Stephen Long is the Stanley O. Ikenberry Chair of Crop Sciences and Plant Biology and a Distinguished Professor of Crop Sciences at Lancaster University. He uses computational and experimental approaches to improve photosynthetic efficiency and works to address the effects of climate change on crop yield. Long was elected a Fellow of the Royal Society of London in 2013, and has been recognized as a highly cited researcher in the field of plant and animal science every year since 2005.
Donald Ort is the Robert Emerson Professor of Plant Biology and Crop Sciences at Illinois. His research focuses on improving photosynthesis and addresses crop responses to global change factors including increases in atmospheric carbon dioxide and temperature. He leads the Genomic Ecology of Global Change theme in the Carl R. Woese Institute for Genomic Biology and was elected to the National Academy of Sciences in 2017.
Lisa Ainsworth is a U.S. Department of Agriculture, Agricultural Research Service scientist with the Global Change and Photosynthesis Research Unit and a professor of plant biology at the University of Illinois. Lisa’s research applies physiological, biochemical, and genomic tools to understand the mechanisms of plant responses to global climate change. She has received the Charles Albert Shull Award from the American Society of Plant Biologists, the President’s Medal from the Society of Experimental Biology, and was named a University Scholar by Illinois.

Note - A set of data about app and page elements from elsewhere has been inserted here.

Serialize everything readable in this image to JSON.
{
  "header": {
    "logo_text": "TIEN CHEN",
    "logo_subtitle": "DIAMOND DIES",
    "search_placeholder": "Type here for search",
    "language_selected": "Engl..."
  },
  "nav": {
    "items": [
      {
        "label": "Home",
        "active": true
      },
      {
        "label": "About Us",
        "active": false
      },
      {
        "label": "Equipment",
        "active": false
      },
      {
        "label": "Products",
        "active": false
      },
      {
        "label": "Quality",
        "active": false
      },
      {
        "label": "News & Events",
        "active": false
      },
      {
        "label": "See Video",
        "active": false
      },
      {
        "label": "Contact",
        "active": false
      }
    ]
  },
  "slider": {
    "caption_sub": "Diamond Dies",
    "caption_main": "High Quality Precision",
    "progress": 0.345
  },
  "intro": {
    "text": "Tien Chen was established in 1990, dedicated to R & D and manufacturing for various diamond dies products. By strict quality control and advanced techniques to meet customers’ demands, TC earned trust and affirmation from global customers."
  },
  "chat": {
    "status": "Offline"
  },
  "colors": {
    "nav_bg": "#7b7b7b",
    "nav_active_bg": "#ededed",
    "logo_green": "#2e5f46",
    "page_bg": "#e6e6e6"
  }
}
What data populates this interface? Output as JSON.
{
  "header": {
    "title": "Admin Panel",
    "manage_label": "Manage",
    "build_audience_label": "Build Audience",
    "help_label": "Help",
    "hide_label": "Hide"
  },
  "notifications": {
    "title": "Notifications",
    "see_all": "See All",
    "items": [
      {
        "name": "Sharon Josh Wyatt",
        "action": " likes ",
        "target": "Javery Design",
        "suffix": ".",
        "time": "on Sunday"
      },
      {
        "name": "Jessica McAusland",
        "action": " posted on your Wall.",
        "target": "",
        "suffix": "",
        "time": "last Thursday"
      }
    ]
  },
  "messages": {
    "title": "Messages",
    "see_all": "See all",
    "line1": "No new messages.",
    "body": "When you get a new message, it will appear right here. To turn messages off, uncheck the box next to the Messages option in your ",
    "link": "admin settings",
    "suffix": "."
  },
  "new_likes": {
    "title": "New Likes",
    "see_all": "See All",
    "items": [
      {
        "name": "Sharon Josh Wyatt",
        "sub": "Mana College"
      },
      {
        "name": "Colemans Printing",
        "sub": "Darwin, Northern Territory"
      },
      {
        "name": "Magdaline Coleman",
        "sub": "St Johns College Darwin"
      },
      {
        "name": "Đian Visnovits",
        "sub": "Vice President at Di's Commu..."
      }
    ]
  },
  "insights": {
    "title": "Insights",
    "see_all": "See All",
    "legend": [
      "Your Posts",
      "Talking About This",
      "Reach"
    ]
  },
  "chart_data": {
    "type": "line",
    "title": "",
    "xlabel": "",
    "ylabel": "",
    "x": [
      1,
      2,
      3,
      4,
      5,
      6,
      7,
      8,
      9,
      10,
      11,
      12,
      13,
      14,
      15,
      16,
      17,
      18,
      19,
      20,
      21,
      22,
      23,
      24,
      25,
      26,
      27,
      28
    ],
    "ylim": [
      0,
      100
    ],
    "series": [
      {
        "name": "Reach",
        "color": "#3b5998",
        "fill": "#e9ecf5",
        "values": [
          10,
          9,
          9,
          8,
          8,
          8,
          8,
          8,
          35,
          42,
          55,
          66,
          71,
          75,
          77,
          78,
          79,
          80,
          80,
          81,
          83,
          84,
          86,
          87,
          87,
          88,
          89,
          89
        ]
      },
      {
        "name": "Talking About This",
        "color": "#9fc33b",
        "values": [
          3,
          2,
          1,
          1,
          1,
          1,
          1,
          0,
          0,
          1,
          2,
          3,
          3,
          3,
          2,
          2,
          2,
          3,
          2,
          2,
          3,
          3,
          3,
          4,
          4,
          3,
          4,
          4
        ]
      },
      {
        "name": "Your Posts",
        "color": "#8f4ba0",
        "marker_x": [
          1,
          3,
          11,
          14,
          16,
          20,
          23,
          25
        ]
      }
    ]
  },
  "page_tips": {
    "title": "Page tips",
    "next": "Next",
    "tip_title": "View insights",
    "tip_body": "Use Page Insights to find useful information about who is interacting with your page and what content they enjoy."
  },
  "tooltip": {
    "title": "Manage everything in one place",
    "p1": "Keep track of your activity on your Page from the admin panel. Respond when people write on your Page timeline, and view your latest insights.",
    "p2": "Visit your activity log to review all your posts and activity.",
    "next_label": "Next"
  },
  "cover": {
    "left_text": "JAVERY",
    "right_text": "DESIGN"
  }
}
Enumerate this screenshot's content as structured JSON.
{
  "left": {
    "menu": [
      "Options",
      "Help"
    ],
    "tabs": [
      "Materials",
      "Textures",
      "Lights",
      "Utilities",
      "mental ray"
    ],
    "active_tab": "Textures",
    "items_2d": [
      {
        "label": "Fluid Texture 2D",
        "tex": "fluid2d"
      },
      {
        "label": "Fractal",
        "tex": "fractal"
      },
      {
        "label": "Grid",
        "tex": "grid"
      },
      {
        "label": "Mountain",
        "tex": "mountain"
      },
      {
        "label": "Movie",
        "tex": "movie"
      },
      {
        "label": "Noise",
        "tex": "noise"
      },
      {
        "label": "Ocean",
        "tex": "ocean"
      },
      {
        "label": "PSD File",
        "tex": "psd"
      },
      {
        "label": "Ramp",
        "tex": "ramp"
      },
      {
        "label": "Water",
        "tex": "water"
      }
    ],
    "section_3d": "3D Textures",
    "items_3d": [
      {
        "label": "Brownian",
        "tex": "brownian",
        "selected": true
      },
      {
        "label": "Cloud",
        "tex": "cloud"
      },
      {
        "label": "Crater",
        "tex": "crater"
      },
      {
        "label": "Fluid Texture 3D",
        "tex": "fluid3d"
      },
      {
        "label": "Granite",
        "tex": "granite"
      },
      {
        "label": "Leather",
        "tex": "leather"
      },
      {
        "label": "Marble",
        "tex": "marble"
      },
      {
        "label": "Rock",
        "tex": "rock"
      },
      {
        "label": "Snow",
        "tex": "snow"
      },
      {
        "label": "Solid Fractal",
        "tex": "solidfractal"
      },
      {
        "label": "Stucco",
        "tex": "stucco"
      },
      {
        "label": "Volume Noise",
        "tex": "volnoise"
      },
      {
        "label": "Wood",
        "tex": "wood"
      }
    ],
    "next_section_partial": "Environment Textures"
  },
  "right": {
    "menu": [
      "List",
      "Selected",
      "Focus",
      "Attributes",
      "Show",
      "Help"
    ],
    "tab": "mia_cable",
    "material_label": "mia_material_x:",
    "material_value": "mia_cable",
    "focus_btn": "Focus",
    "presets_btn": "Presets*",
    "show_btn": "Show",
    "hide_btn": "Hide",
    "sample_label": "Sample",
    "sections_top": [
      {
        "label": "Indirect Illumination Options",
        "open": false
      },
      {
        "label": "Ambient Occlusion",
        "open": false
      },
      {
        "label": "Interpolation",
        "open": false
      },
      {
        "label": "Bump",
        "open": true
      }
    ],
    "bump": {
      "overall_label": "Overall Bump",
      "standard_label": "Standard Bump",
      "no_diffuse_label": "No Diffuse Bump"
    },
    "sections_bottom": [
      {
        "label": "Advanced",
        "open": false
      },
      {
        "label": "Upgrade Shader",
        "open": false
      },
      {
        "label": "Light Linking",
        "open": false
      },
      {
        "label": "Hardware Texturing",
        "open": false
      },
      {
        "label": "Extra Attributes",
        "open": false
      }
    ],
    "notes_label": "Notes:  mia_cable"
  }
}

Martin Parry is a professor in plant science and food security at Lancaster University. He wants his research to have a real impact on food security by increasing the yield of major crops while also increasing the efficiency of production and food quality. He believes that one way to achieve this is to increase photosynthesis of major crops like wheat. Professor Parry has been made an Honorary Member of the Association of Applied Biologists. He has also been awarded the China National Friendship Award by Vice-Premier Ma Kai.
Krishna Niyogi is the associate chair of the Department of Plant and Microbial Biology at the University of California, Berkeley. Kris is also a faculty scientist in the Physical Biosciences Division at Lawrence Berkeley National Laboratory. His research goals are to understand how photosynthetic energy conversion works, how it is regulated, and how it might be improved to help meet the world’s needs for food and fuel. He has received multiple awards including the Howard Hughes Award and the Melvin Calvin Award from the International Society of Photosynthesis Research.
For the full list of highly cited researchers, visit https://hcr.clarivate.com